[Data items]
= Beginning of Section =

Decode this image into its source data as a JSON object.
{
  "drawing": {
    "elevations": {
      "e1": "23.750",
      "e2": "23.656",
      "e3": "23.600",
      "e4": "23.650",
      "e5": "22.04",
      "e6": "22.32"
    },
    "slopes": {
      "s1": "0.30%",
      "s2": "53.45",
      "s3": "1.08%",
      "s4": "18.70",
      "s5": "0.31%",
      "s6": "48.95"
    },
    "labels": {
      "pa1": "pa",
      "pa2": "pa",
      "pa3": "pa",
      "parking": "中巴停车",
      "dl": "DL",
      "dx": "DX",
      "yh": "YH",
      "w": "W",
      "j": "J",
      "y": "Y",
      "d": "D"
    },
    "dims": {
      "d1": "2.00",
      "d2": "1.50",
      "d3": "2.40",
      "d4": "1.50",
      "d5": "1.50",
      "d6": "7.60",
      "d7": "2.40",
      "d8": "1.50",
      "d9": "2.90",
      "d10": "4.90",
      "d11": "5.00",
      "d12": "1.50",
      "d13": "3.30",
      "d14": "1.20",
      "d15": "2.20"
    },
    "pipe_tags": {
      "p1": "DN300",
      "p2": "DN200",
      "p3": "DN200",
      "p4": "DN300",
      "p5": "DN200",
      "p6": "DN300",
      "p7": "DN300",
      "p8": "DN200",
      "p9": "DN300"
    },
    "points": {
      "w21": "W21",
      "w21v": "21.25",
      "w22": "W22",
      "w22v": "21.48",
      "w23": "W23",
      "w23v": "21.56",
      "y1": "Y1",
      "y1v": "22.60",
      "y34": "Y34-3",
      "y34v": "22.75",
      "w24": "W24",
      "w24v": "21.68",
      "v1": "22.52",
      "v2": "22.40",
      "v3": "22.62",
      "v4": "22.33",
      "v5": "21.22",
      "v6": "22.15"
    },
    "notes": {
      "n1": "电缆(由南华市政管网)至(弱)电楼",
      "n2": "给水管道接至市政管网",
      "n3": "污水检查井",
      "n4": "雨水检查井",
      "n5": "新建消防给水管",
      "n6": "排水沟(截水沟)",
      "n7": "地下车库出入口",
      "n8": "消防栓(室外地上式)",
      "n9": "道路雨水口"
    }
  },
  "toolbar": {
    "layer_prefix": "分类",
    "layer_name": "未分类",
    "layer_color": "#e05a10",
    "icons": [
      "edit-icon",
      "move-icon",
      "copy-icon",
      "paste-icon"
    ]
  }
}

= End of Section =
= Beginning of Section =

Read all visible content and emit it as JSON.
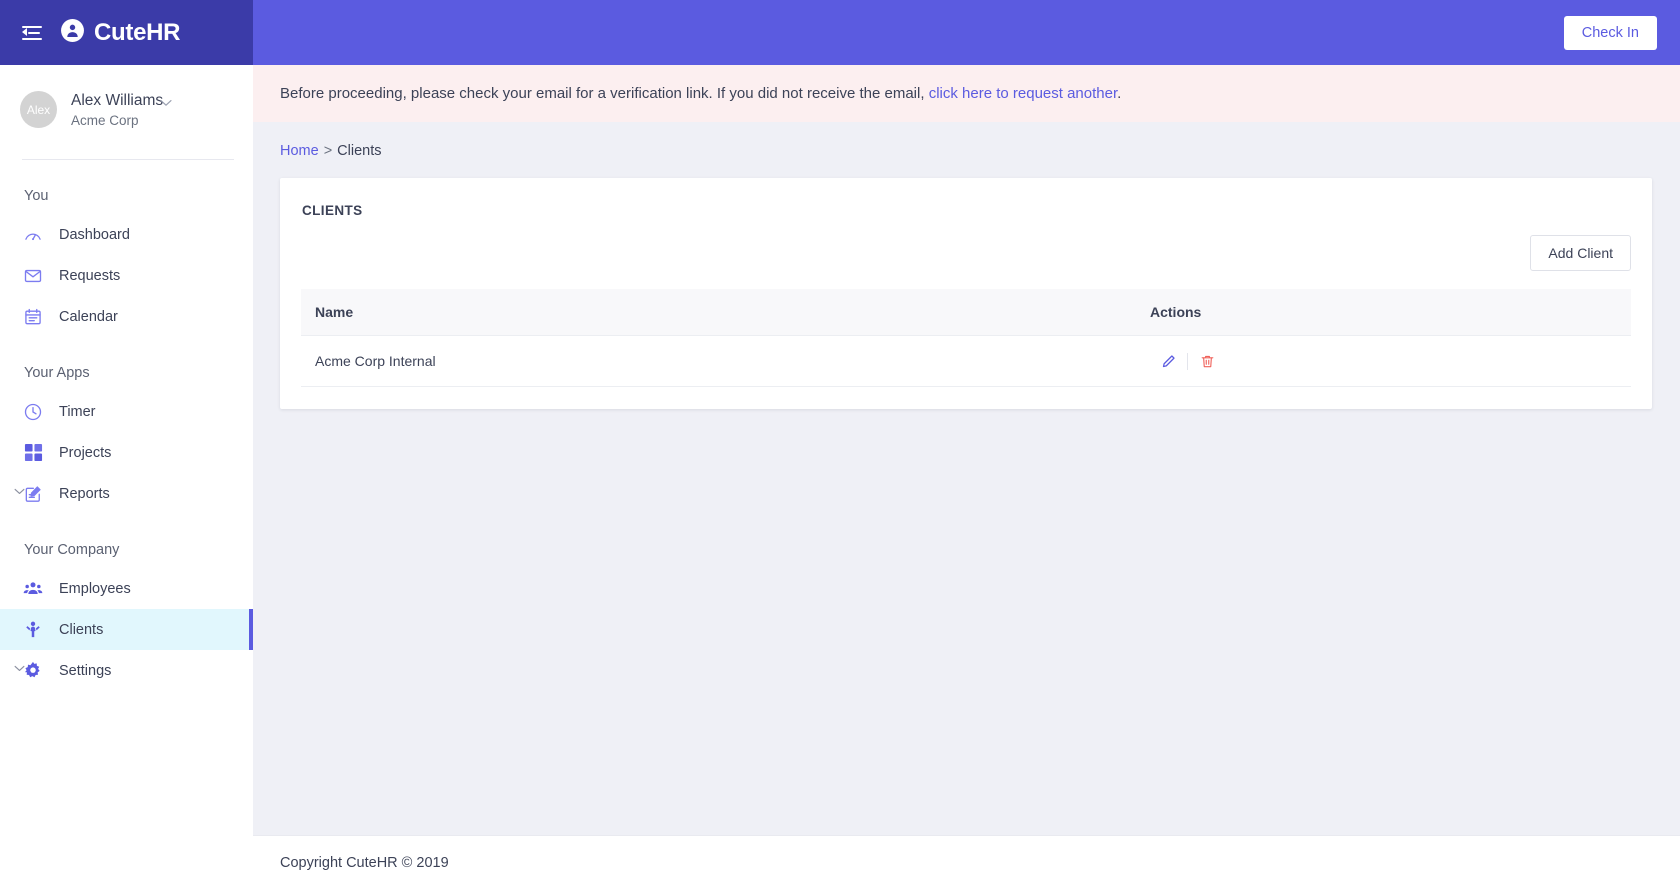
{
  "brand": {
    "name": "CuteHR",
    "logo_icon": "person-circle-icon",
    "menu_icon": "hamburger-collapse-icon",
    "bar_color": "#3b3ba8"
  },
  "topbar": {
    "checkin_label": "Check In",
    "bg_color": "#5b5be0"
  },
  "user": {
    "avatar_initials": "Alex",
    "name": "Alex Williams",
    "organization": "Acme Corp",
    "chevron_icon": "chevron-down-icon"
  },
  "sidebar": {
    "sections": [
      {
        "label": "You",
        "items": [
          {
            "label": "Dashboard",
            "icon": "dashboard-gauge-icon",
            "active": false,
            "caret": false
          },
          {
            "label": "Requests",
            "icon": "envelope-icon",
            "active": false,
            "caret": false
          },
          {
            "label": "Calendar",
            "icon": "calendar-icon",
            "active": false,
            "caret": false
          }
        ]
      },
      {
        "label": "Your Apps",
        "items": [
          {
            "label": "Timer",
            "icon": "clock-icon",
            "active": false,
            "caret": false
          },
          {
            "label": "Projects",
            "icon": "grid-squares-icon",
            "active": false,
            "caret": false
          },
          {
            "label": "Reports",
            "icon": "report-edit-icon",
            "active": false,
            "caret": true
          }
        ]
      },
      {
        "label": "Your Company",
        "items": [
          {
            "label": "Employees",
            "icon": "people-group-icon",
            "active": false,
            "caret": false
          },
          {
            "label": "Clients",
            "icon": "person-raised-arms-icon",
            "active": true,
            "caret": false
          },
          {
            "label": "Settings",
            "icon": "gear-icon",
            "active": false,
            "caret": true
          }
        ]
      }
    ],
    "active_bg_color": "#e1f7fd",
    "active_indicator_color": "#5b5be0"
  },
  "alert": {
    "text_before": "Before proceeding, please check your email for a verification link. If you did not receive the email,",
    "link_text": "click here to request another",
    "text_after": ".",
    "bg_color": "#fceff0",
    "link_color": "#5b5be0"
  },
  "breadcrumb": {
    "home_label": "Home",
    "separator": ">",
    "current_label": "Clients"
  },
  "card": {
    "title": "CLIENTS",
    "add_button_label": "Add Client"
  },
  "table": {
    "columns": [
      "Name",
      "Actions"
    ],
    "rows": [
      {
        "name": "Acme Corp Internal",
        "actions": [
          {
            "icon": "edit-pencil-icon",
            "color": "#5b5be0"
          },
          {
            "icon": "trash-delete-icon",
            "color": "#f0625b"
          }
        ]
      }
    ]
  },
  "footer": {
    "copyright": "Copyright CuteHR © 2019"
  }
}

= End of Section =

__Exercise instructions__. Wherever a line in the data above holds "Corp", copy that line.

__Answer section__.
    "organization": "Acme Corp",
        "name": "Acme Corp Internal",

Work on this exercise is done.